Clinton County’s COVID-19 situation over the past week realized a couple of milestones, neither of which were high spots in the battle against the pandemic disease.

With a population figure of 10,128 being used as a base figure to determine the daily critical care spread rate per 100,000 people, Clinton County’s total cases since the pandemic began reached and surpassed the 1,013 mark last week.

That total number of cases Clinton County has experienced since the pandemic began was realized on Wednesday, January 6.

Reaching that number of total cases means that at least 10 percent of Clinton County citizens have at one time tested positive for the COVID-19 virus, or have had the disease, didn’t show symptoms and later tested positive for the antibodies.

The second figure that needs to be noted is also a negative milestone that occurred on the same Wednesday, when the Lake Cumberland District Health Department reported that Clinton County had 131 active cases in its case rolls, the highest number of active cases here for any single day.

The only few bright spots in the LCDHD report numbers over the past week were that since that all time high mark of 131 active cases, the case numbers have gradually dropped, although ever so slightly.

As of Tuesday morning, Clinton County had seen more active cases being released from its totals than new cases that had been added for five consecutive days, making the active case total 85.

During the past week there had been 144 new cases reported by LCDHD, while during that same time, the agency reported the release of 160 cases.

There were eight patients being treated in local, regional, or state hospitals as of Tuesday morning.

Another positive point in the past week’s case counts was that, according to LCDHD, there had been no additional deaths of Clinton County patients as of a direct result of the COVID-19 infection.

Clinton County, however, like the entire 10 county LCDHD district, remained deep into the critical spread level, or red zone, with a rate of infection of 202.72 per 100,000 population, the highest in the district.

That rate was yet another increase from the previous rate for Clinton County of 163.58.

The most recent LCDHD public information brief report marked the 102nd consecutive day that Clinton County had been in the red zone for transmission rate.

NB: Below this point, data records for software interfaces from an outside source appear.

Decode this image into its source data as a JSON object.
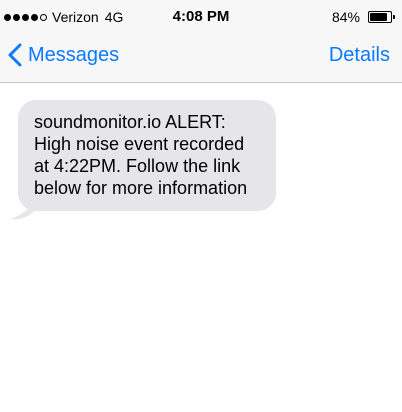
{
  "status_bar": {
    "carrier": "Verizon",
    "network": "4G",
    "time": "4:08 PM",
    "battery_percent_label": "84%",
    "battery_level": 0.84,
    "signal_bars_filled": 4,
    "signal_bars_total": 5
  },
  "nav": {
    "back_label": "Messages",
    "details_label": "Details"
  },
  "messages": [
    {
      "direction": "incoming",
      "text": "soundmonitor.io ALERT: High noise event recorded at 4:22PM. Follow the link below for more information"
    }
  ],
  "colors": {
    "accent": "#0a7aff",
    "bubble_incoming": "#e5e5ea",
    "bar_background": "#f7f7f7"
  },
  "icons": {
    "back": "chevron-left-icon",
    "battery": "battery-icon",
    "signal": "signal-dots-icon"
  }
}
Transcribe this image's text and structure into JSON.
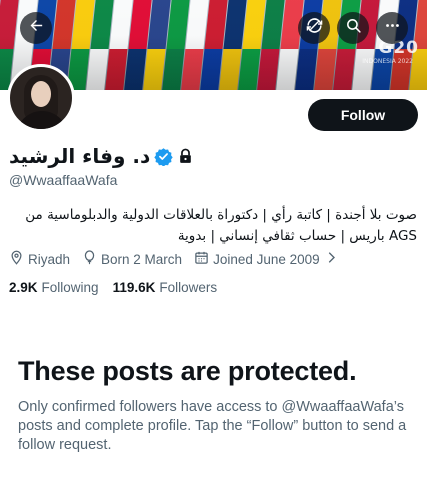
{
  "banner": {
    "logo_text": "G20",
    "logo_subtext": "INDONESIA 2022",
    "flag_colors": [
      "#c8102e",
      "#ffffff",
      "#003da5",
      "#d52b1e",
      "#ffcd00",
      "#00843d",
      "#ffffff",
      "#e4002b",
      "#1f3c88",
      "#009639",
      "#ffffff",
      "#ce1126",
      "#002868",
      "#ffd100",
      "#007a3d",
      "#ef3340",
      "#0033a0",
      "#f4c300",
      "#009b3a",
      "#c60c30",
      "#ffffff",
      "#00247d",
      "#e03c31"
    ]
  },
  "top_bar": {
    "back_icon": "arrow-left-icon",
    "refresh_icon": "refresh-icon",
    "search_icon": "search-icon",
    "more_icon": "more-horizontal-icon"
  },
  "profile": {
    "display_name": "د. وفاء الرشيد",
    "handle": "@WwaaffaaWafa",
    "verified_color": "#1d9bf0",
    "bio": "صوت بلا أجندة | كاتبة رأي | دكتوراة بالعلاقات الدولية والدبلوماسية من AGS باريس | حساب ثقافي إنساني | بدوية",
    "location": "Riyadh",
    "birth": "Born 2 March",
    "joined": "Joined June 2009"
  },
  "actions": {
    "follow_label": "Follow"
  },
  "stats": {
    "following_count": "2.9K",
    "following_label": "Following",
    "followers_count": "119.6K",
    "followers_label": "Followers"
  },
  "protected": {
    "title": "These posts are protected.",
    "message": "Only confirmed followers have access to @WwaaffaaWafa’s posts and complete profile. Tap the “Follow” button to send a follow request."
  }
}
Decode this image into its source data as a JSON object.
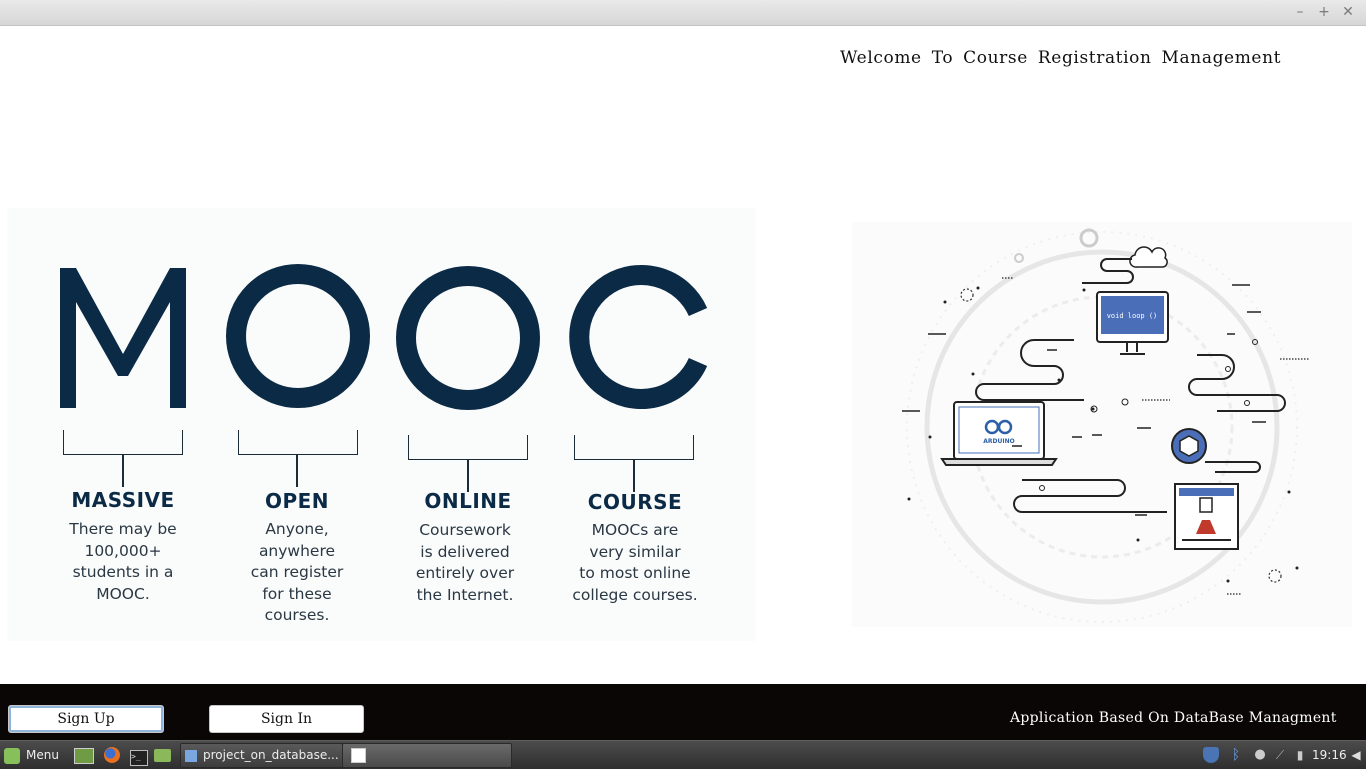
{
  "window": {
    "controls": {
      "minimize": "–",
      "maximize": "+",
      "close": "✕"
    }
  },
  "header": {
    "welcome": "Welcome To Course Registration Management"
  },
  "mooc": {
    "letters": [
      "M",
      "O",
      "O",
      "C"
    ],
    "items": [
      {
        "word": "MASSIVE",
        "lines": [
          "There may be",
          "100,000+",
          "students in a",
          "MOOC."
        ]
      },
      {
        "word": "OPEN",
        "lines": [
          "Anyone,",
          "anywhere",
          "can register",
          "for these",
          "courses."
        ]
      },
      {
        "word": "ONLINE",
        "lines": [
          "Coursework",
          "is delivered",
          "entirely over",
          "the Internet."
        ]
      },
      {
        "word": "COURSE",
        "lines": [
          "MOOCs are",
          "very similar",
          "to most online",
          "college courses."
        ]
      }
    ],
    "color": "#0b2a45"
  },
  "illustration": {
    "monitor_text": "void loop ()",
    "laptop_text": "ARDUINO"
  },
  "footer": {
    "signup_label": "Sign Up",
    "signin_label": "Sign In",
    "note": "Application Based On DataBase Managment"
  },
  "taskbar": {
    "menu_label": "Menu",
    "task1_label": "project_on_database...",
    "clock": "19:16"
  }
}
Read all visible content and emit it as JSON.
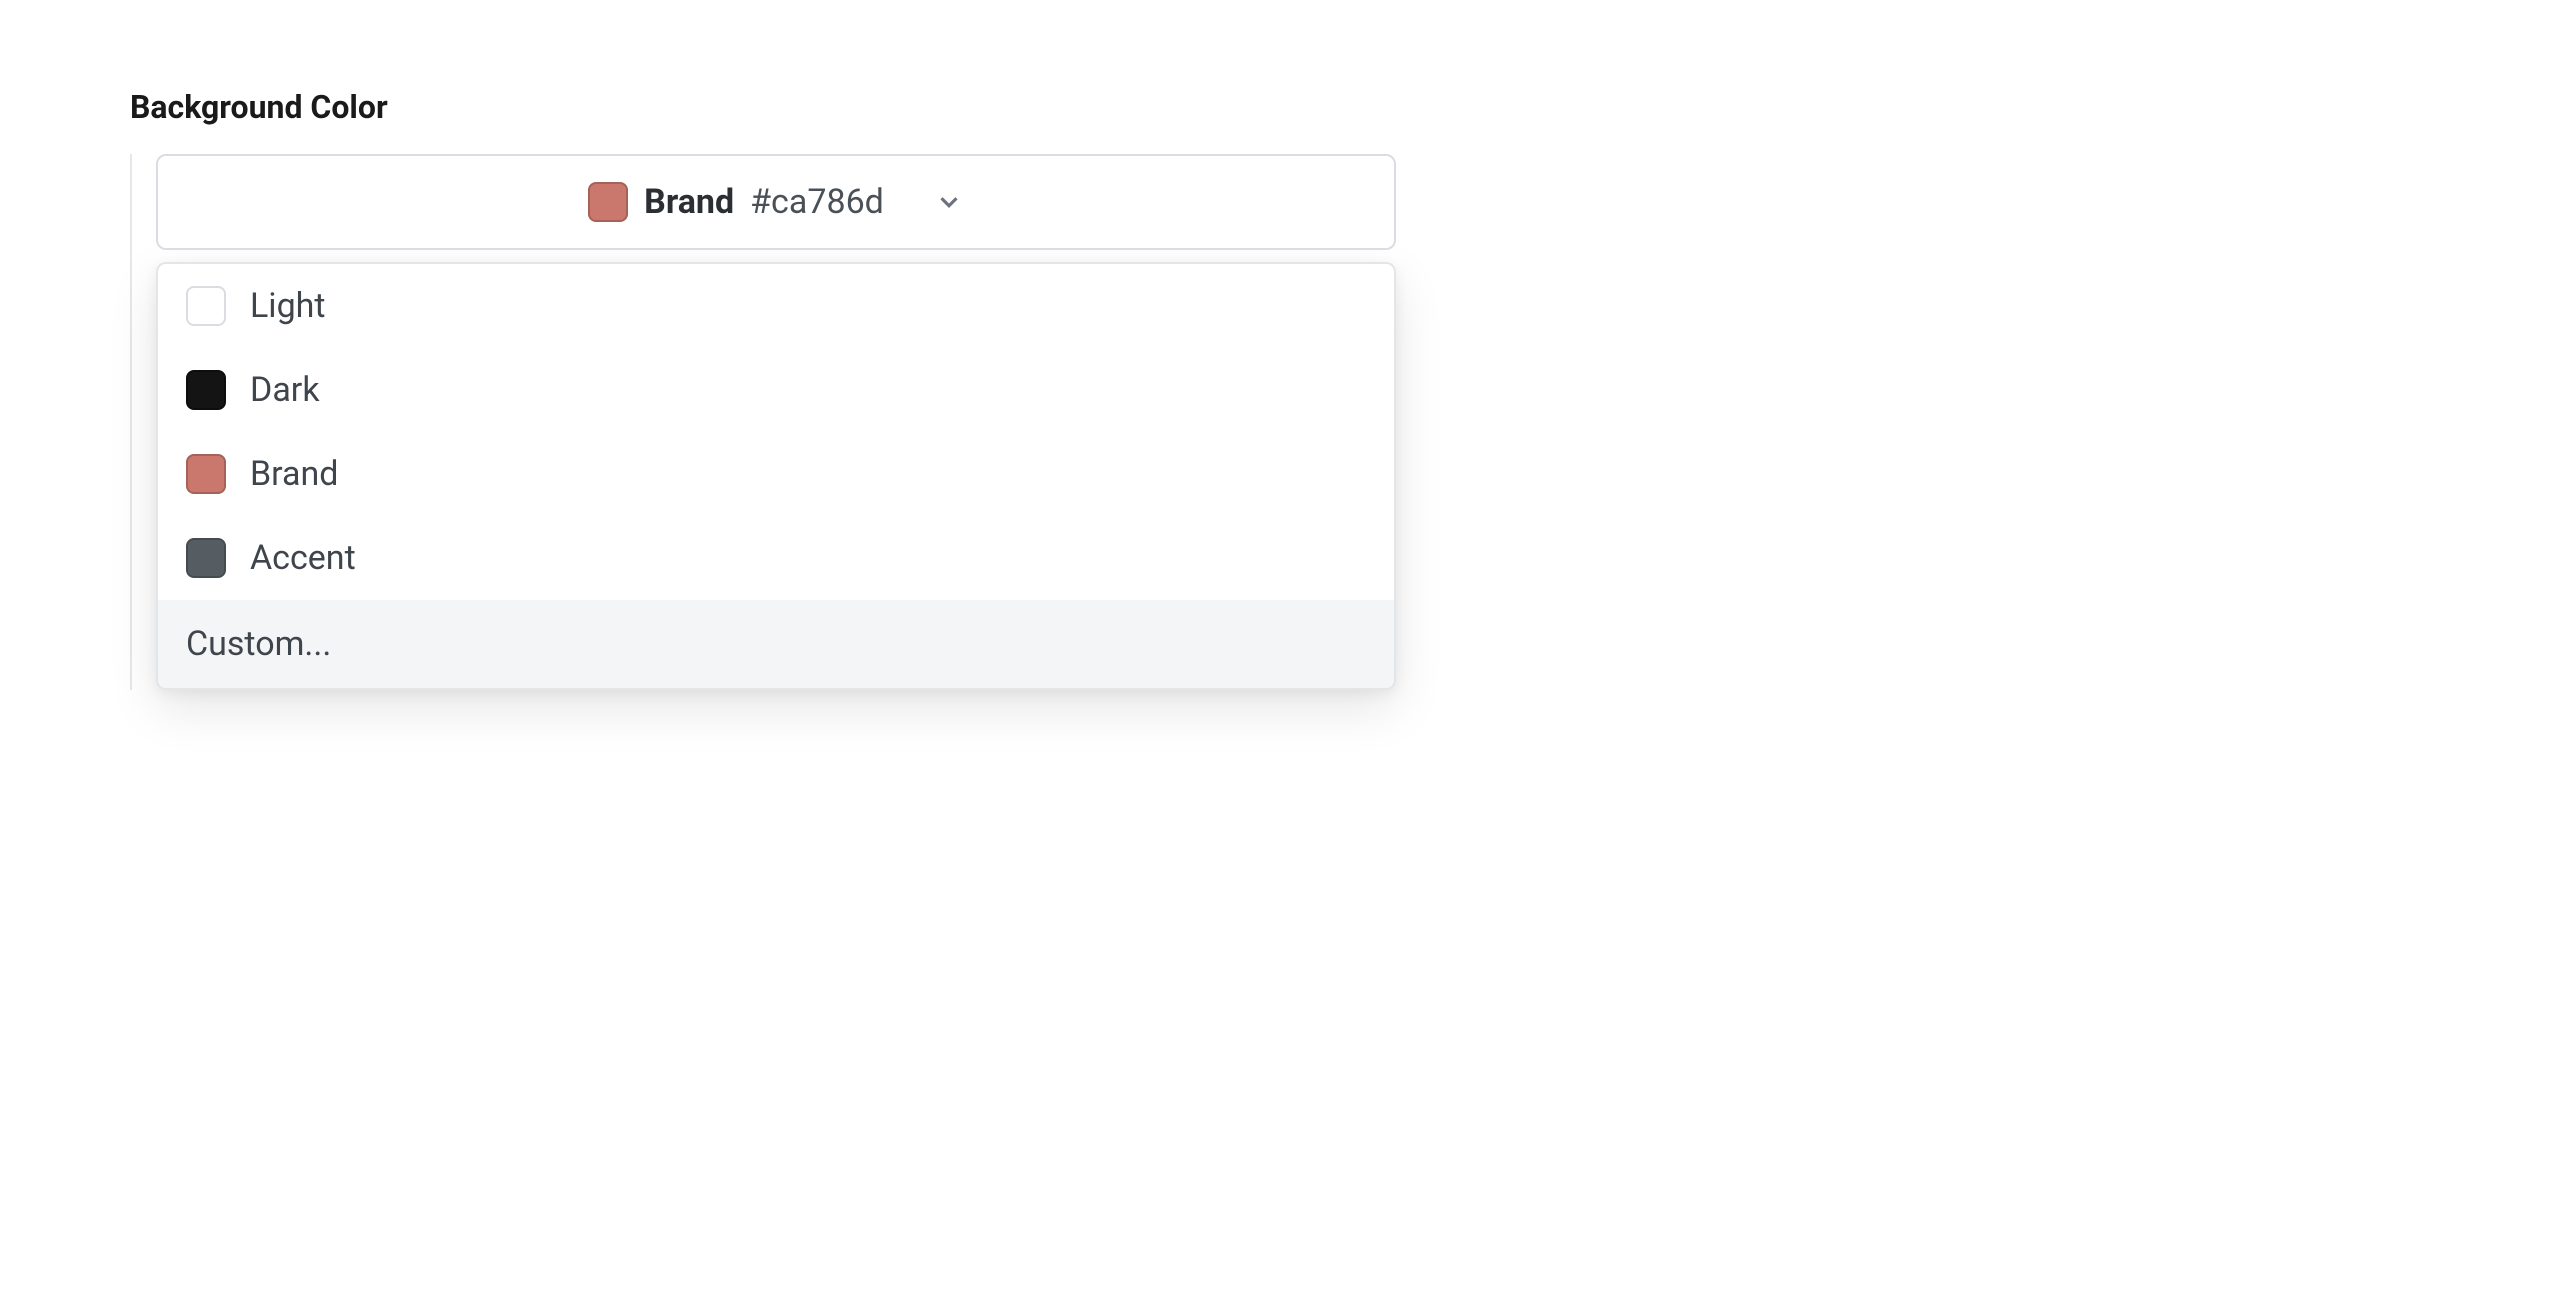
{
  "field": {
    "label": "Background Color"
  },
  "selected": {
    "name": "Brand",
    "hex": "#ca786d",
    "swatch": "#ca786d"
  },
  "options": [
    {
      "name": "Light",
      "swatch": "#ffffff"
    },
    {
      "name": "Dark",
      "swatch": "#141414"
    },
    {
      "name": "Brand",
      "swatch": "#ca786d"
    },
    {
      "name": "Accent",
      "swatch": "#555d62"
    }
  ],
  "custom_label": "Custom..."
}
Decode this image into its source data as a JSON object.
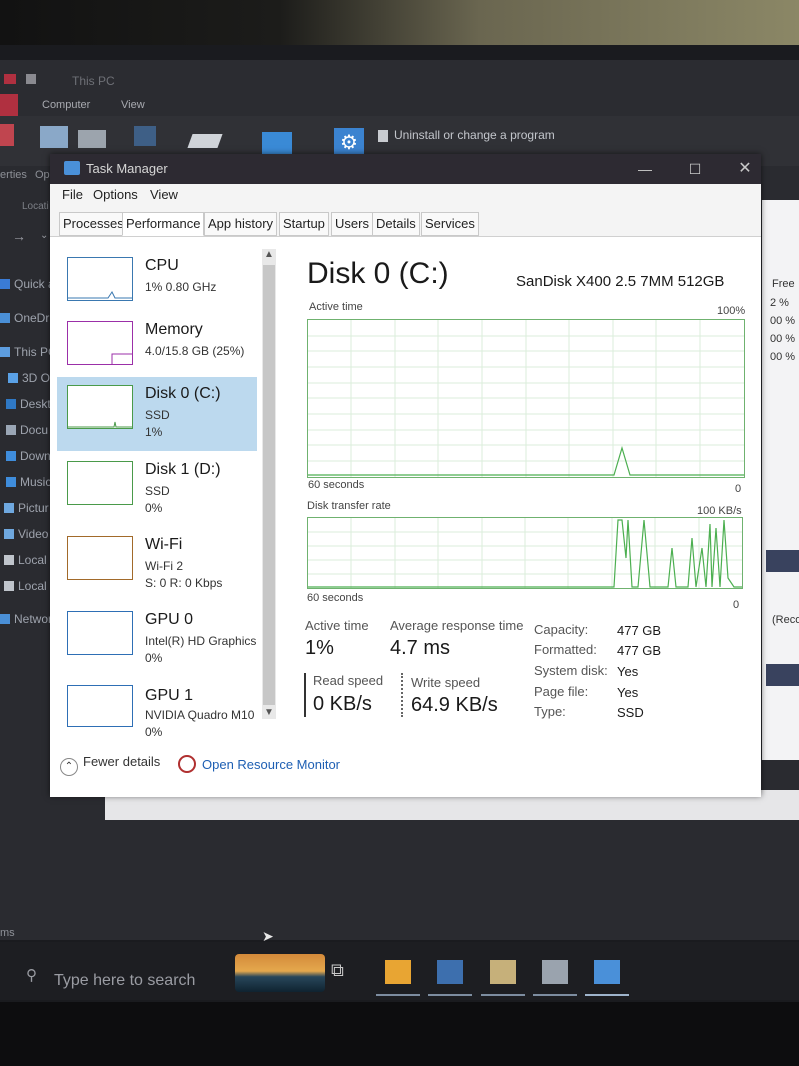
{
  "explorer": {
    "title": "This PC",
    "ribbon_tabs": [
      "Computer",
      "View"
    ],
    "uninstall": "Uninstall or change a program",
    "left_cut_labels": [
      "erties",
      "Ope",
      "Locati"
    ],
    "nav_items": [
      "Quick a",
      "OneDri",
      "This PC",
      "3D Ol",
      "Deskt",
      "Docu",
      "Down",
      "Music",
      "Pictur",
      "Video",
      "Local",
      "Local",
      "Networ"
    ],
    "right_free": [
      "Free",
      "2 %",
      "00 %",
      "00 %",
      "00 %"
    ],
    "right_rec": "(Reco",
    "bottom_left": "ms"
  },
  "task_manager": {
    "title": "Task Manager",
    "menu": [
      "File",
      "Options",
      "View"
    ],
    "tabs": [
      "Processes",
      "Performance",
      "App history",
      "Startup",
      "Users",
      "Details",
      "Services"
    ],
    "active_tab": "Performance",
    "resources": [
      {
        "name": "CPU",
        "s1": "1% 0.80 GHz",
        "s2": ""
      },
      {
        "name": "Memory",
        "s1": "4.0/15.8 GB (25%)",
        "s2": ""
      },
      {
        "name": "Disk 0 (C:)",
        "s1": "SSD",
        "s2": "1%"
      },
      {
        "name": "Disk 1 (D:)",
        "s1": "SSD",
        "s2": "0%"
      },
      {
        "name": "Wi-Fi",
        "s1": "Wi-Fi 2",
        "s2": "S: 0 R: 0 Kbps"
      },
      {
        "name": "GPU 0",
        "s1": "Intel(R) HD Graphics",
        "s2": "0%"
      },
      {
        "name": "GPU 1",
        "s1": "NVIDIA Quadro M10",
        "s2": "0%"
      }
    ],
    "selected_index": 2,
    "detail": {
      "title": "Disk 0 (C:)",
      "model": "SanDisk X400 2.5 7MM 512GB",
      "graph1": {
        "label": "Active time",
        "max": "100%",
        "xlabel": "60 seconds",
        "min": "0"
      },
      "graph2": {
        "label": "Disk transfer rate",
        "max": "100 KB/s",
        "xlabel": "60 seconds",
        "min": "0"
      },
      "active_time_label": "Active time",
      "active_time_value": "1%",
      "avg_resp_label": "Average response time",
      "avg_resp_value": "4.7 ms",
      "read_label": "Read speed",
      "read_value": "0 KB/s",
      "write_label": "Write speed",
      "write_value": "64.9 KB/s",
      "props": [
        {
          "label": "Capacity:",
          "value": "477 GB"
        },
        {
          "label": "Formatted:",
          "value": "477 GB"
        },
        {
          "label": "System disk:",
          "value": "Yes"
        },
        {
          "label": "Page file:",
          "value": "Yes"
        },
        {
          "label": "Type:",
          "value": "SSD"
        }
      ]
    },
    "fewer_details": "Fewer details",
    "open_resource_monitor": "Open Resource Monitor"
  },
  "taskbar": {
    "search_placeholder": "Type here to search"
  },
  "colors": {
    "graph_green": "#4caf50",
    "graph_border": "#6fb26f",
    "selected_bg": "#bcd9ee",
    "link_blue": "#1e5fb3"
  }
}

Following Clinton County within the LCDHD was Wayne 131.38; Cumberland 123.12; Pulaski 103.99; McCreary 96.17; Taylor 91.47; Russell 79.71; Casey 64.54; Green 57.45; Adair 51.33.

In addition to Clinton County’s current 85 active cases as of Tuesday morning, other counties in the LCDHD region’s case counts: Adair 60; Casey 45; Cumberland 40; Green 34; McCreary 90; Pulaski 317; Russell 74; Taylor 121; Wayne 128.

Clinton County has had 1,110 cases of COVID-19 reported by LCDHD since the pandemic first arrived in Kentucky in March 2020, with 20 related deaths.

Of those 1,110 cases, 1,005 have been released.

Across the 10 county LCDHD district, there have been 15,594 cases of COVID-19, with 283 related deaths.